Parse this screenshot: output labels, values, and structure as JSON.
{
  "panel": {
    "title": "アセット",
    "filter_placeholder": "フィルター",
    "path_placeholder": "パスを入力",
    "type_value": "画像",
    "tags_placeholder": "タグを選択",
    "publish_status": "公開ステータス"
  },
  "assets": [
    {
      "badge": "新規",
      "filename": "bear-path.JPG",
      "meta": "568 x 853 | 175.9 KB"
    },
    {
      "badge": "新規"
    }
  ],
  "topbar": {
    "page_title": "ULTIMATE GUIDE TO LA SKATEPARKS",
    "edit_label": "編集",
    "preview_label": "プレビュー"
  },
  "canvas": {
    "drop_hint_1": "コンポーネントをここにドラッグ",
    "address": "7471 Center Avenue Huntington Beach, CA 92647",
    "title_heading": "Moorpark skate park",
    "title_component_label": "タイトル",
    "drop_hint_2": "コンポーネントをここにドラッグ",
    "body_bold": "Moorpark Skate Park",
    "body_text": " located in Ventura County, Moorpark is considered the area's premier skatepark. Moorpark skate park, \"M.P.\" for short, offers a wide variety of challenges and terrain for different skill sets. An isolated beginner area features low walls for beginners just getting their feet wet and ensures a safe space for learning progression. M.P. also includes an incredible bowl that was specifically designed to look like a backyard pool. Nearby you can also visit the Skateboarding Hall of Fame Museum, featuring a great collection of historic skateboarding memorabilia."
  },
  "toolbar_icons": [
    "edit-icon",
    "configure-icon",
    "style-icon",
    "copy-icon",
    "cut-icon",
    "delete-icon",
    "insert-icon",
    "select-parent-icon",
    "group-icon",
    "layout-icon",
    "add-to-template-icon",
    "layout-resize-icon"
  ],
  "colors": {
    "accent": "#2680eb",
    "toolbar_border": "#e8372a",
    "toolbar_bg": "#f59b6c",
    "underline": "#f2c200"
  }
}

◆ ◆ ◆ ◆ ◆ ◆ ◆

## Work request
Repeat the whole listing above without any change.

## Response for this exercise
Parse this screenshot: output labels, values, and structure as JSON.
{
  "panel": {
    "title": "アセット",
    "filter_placeholder": "フィルター",
    "path_placeholder": "パスを入力",
    "type_value": "画像",
    "tags_placeholder": "タグを選択",
    "publish_status": "公開ステータス"
  },
  "assets": [
    {
      "badge": "新規",
      "filename": "bear-path.JPG",
      "meta": "568 x 853 | 175.9 KB"
    },
    {
      "badge": "新規"
    }
  ],
  "topbar": {
    "page_title": "ULTIMATE GUIDE TO LA SKATEPARKS",
    "edit_label": "編集",
    "preview_label": "プレビュー"
  },
  "canvas": {
    "drop_hint_1": "コンポーネントをここにドラッグ",
    "address": "7471 Center Avenue Huntington Beach, CA 92647",
    "title_heading": "Moorpark skate park",
    "title_component_label": "タイトル",
    "drop_hint_2": "コンポーネントをここにドラッグ",
    "body_bold": "Moorpark Skate Park",
    "body_text": " located in Ventura County, Moorpark is considered the area's premier skatepark. Moorpark skate park, \"M.P.\" for short, offers a wide variety of challenges and terrain for different skill sets. An isolated beginner area features low walls for beginners just getting their feet wet and ensures a safe space for learning progression. M.P. also includes an incredible bowl that was specifically designed to look like a backyard pool. Nearby you can also visit the Skateboarding Hall of Fame Museum, featuring a great collection of historic skateboarding memorabilia."
  },
  "toolbar_icons": [
    "edit-icon",
    "configure-icon",
    "style-icon",
    "copy-icon",
    "cut-icon",
    "delete-icon",
    "insert-icon",
    "select-parent-icon",
    "group-icon",
    "layout-icon",
    "add-to-template-icon",
    "layout-resize-icon"
  ],
  "colors": {
    "accent": "#2680eb",
    "toolbar_border": "#e8372a",
    "toolbar_bg": "#f59b6c",
    "underline": "#f2c200"
  }
}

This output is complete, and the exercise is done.